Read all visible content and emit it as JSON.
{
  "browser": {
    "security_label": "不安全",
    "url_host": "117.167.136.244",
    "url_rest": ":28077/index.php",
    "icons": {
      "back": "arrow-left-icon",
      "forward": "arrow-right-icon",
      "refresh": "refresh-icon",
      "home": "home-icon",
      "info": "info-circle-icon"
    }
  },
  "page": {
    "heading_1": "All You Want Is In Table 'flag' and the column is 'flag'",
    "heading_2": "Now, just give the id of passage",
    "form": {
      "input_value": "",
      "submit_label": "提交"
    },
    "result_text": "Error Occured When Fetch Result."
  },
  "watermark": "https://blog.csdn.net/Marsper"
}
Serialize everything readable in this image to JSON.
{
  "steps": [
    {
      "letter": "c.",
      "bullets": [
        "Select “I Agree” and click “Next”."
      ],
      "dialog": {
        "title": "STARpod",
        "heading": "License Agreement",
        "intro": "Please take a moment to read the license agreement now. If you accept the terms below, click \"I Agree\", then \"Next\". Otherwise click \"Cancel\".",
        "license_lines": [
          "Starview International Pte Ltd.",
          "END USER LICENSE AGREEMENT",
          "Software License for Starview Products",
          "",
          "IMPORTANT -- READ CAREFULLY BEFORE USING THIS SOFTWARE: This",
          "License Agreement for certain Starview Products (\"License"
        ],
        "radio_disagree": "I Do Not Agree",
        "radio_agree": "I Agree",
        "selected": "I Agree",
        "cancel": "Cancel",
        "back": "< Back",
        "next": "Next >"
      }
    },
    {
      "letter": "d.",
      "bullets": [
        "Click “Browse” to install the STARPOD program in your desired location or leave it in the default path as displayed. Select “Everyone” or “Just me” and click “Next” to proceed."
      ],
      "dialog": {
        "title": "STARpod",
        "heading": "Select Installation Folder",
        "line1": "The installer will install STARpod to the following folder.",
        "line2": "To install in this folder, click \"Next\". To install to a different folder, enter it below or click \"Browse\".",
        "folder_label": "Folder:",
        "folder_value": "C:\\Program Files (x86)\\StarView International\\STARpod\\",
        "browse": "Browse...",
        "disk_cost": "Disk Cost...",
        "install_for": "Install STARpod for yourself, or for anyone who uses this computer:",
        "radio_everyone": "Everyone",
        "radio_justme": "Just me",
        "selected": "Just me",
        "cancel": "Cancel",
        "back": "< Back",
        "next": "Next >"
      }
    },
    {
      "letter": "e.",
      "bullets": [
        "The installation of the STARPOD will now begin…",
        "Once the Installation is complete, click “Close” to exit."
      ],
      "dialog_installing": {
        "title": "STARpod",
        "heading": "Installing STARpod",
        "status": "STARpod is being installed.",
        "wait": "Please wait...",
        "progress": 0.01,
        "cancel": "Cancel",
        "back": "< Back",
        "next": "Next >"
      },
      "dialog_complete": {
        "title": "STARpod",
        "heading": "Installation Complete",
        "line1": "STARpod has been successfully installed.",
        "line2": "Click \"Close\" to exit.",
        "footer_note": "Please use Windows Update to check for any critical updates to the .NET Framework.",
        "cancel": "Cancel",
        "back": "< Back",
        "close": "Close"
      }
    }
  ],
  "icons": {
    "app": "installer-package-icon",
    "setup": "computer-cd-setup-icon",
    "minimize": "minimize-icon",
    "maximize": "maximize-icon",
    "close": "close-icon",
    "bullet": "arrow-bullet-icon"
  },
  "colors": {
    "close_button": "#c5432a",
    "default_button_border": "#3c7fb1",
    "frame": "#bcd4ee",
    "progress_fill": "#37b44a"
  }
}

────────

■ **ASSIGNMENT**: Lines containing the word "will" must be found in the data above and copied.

■ **ANSWER TO THE EXERCISE**:
        "line1": "The installer will install STARpod to the following folder.",
        "The installation of the STARPOD will now begin…",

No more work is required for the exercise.